> >                together, and returns the one we are concerned with at the
> >                moment.
> >
> > URIMapResources: A compound resource that maps URIs to specific simple
> >                  resources.
> >
> > SitemapResource: A compound resource that is a sub sitemap.  Sitemaps are
> >                  completely self contained, so it is near impossible to
> >                  override their results.
> I'm not sure about these, though. Could you give me some pseudo-example
> of a pseudo-sitemap and how it would use the above?

My thinking on a StreamResource was that the sub cocoon app would completely
handle that resource.  So whether that resource was a Reader or a full pipeline
does not need to be known by the parent.

As to markup, I am not sure yet.  We need a conceptual model that works before
we can express the markup.

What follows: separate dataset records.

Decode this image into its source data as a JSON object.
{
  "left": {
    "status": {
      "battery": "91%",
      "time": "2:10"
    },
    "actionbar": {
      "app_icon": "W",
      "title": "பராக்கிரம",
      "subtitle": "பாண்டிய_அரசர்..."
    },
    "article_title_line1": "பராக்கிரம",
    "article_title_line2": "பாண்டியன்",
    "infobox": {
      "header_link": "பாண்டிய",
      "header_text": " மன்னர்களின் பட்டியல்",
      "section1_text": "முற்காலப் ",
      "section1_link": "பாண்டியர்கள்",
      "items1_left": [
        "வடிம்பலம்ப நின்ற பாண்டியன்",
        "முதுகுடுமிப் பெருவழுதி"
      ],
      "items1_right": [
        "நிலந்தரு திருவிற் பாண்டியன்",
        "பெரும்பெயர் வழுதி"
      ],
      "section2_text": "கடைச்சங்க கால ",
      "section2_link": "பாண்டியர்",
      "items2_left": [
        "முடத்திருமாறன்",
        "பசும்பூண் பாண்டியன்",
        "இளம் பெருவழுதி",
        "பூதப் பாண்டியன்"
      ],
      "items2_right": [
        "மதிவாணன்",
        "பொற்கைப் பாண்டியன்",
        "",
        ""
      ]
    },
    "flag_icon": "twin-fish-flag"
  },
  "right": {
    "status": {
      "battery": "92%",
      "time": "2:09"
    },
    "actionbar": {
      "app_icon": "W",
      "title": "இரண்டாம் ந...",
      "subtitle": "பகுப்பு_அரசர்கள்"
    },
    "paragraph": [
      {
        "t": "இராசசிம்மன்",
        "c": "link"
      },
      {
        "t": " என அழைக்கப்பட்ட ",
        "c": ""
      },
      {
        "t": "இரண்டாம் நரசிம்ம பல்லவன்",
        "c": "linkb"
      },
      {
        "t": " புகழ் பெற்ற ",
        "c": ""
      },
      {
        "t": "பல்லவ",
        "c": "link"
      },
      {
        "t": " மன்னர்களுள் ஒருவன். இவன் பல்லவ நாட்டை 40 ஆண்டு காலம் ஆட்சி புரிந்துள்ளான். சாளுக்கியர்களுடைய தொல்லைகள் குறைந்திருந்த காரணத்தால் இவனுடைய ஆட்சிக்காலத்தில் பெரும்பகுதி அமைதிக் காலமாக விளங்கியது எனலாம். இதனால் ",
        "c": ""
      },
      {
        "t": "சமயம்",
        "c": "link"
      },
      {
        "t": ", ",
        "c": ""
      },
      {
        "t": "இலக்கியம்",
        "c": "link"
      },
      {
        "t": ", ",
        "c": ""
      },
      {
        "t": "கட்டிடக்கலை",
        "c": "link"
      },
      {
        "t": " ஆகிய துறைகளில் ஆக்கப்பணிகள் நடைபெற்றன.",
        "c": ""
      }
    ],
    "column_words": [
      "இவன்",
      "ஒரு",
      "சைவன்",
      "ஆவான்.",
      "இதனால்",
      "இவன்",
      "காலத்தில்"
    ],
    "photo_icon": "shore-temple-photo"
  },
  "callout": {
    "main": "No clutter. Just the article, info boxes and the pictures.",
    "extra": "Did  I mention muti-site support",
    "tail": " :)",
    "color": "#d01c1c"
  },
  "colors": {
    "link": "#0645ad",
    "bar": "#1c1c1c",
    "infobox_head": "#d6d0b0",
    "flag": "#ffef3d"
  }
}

> > A sub application can specify resource adaptors for it's native XML generators,
> > for instance you might have a document schema and a schema for an inbox.
> > The If the parent has a View that recognizes the inbox schema, then it will
> > directly use that schema.  If not, the sub application will specify a default
> > mapping.
> >
> > Hopefully this is enough to get us started.
> I understand very well the concept of schema-based adaptation, but I
> think I lost you on the other resources, I think a couple of dirty
> examples will get me closer to your point.

Hopefully, I can model it in ASCII....

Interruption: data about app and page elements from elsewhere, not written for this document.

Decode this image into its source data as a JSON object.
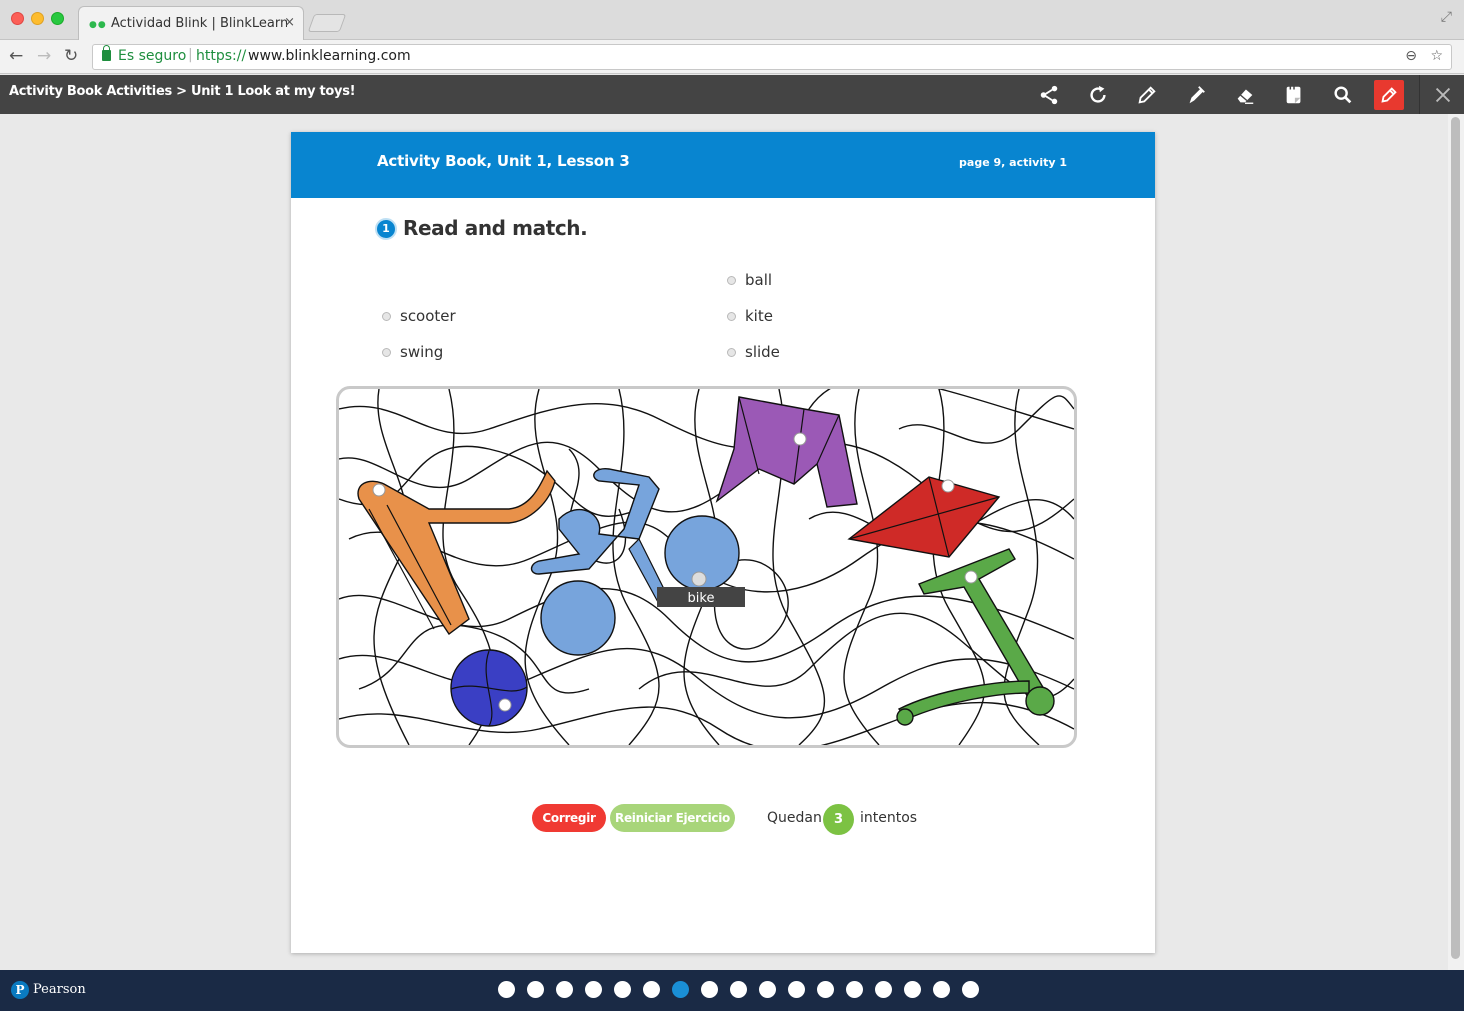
{
  "browser": {
    "tab_title": "Actividad Blink | BlinkLearning",
    "tab_close": "×",
    "secure_label": "Es seguro",
    "url_scheme": "https://",
    "url_host": "www.blinklearning.com"
  },
  "toolbar": {
    "breadcrumb": "Activity Book Activities > Unit 1 Look at my toys!"
  },
  "page": {
    "lesson_title": "Activity Book, Unit 1, Lesson 3",
    "page_ref": "page 9, activity 1",
    "activity_number": "1",
    "instruction": "Read and match."
  },
  "words": {
    "ball": "ball",
    "scooter": "scooter",
    "kite": "kite",
    "swing": "swing",
    "slide": "slide"
  },
  "picture": {
    "matched_label": "bike",
    "colors": {
      "slide": "#e8914a",
      "bike": "#77a4dc",
      "swing": "#9b59b6",
      "kite": "#cf2a27",
      "scooter": "#5aa948",
      "ball": "#3a3fc4"
    }
  },
  "controls": {
    "correct_label": "Corregir",
    "reset_label": "Reiniciar Ejercicio",
    "tries_prefix": "Quedan",
    "tries_count": "3",
    "tries_suffix": "intentos"
  },
  "footer": {
    "logo_letter": "P",
    "brand": "Pearson",
    "total_pages": 17,
    "current_page": 7
  },
  "colors": {
    "header_blue": "#0885d0",
    "toolbar_bg": "#444444",
    "footer_bg": "#1a2a45",
    "correct_red": "#f03a33",
    "reset_green": "#a8d57a",
    "tries_green": "#7cc243"
  }
}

+--------------------+ get(stocking-section) +---------------------------+
| Root Cocoon App    |---------------------->| Stocking Section App      |
| schema: [doc][loc] |<----------------------| schema: [doc][loc][schem] |
+--------------------+    rcv([doc][loc])    +---------------------------+

In the above "diagram", the root Cocoon app is designed to accept the
[doc] and [loc] schemas (to carry on the previous examples), but has no
knowledge of the [schem] schema.  The Stocking Section App is registered
to output [doc], [loc], and [schem] schemas.  If the whole app is engineered
to the [doc] schema (that being the target), Stocking Section App would
provide adaptors for the [loc] and [schem] schemas to convert to the end
[doc] schema.  If the parent app and the child app register the expected
schemas with each other, the sitemap will return any schemas that can
be handled natively.

IOW, Root registers [doc] and [loc] with Stocking.  Stocking configures
itself so that it does not transform the [loc] schema--assuming that the
parent knows how to handle it.  However, because the Root did not state
that it could handle [schem] schema, Stocking applies the transformation
for that.

> > > In short, you are asking for more solid and wiser contracts between web
> > > applications and I believe that an absolute URI space accessing is
> > > already a solid contract, but the proposed role-based addressing is a
> > > killer since it allows strong contracts and still complete flexibility
> > > and scalability.
> >
> > Yep. Well defined contracts reduce cognitive dissonence.  Too many contracts
> > increase cognitive dissonence.
> Careful about using that term: "cognitive dissonance" is a good thing on
> many situations since modern learning theories give it the role of
> difference maker between short term and long term learning.
> In fact, they suggest that something gets learned only when there is
> cognitive dissonance and your brain must work to overcome it, normally
> by creating the abstraction that make it possible to make the two
> cognitive concepts resonate and overlap with your existing semantic
> environment.

See what they polute your minds with at school?  Keep in mind you are talking
to someone with an Associates in the Recording Arts.  Psyche was not part of
the lesson plan (however, psychoacoustics was...).

I get your point though.

> I'd love to continue research on this topic by letting practical things
> like  real-life user experience as well as more theorical things like
> cognitive science influence our decisions on how to make this project
> evolve.

I have practical knowledge and real-life user experience.  I'll have to rely
on your expertise for the cognitive sciences.  I know _some_ of the concepts
because I have mentored others--but not nearly the detail you do.

To unsubscribe, e-mail:
For additional commands, email:

View raw message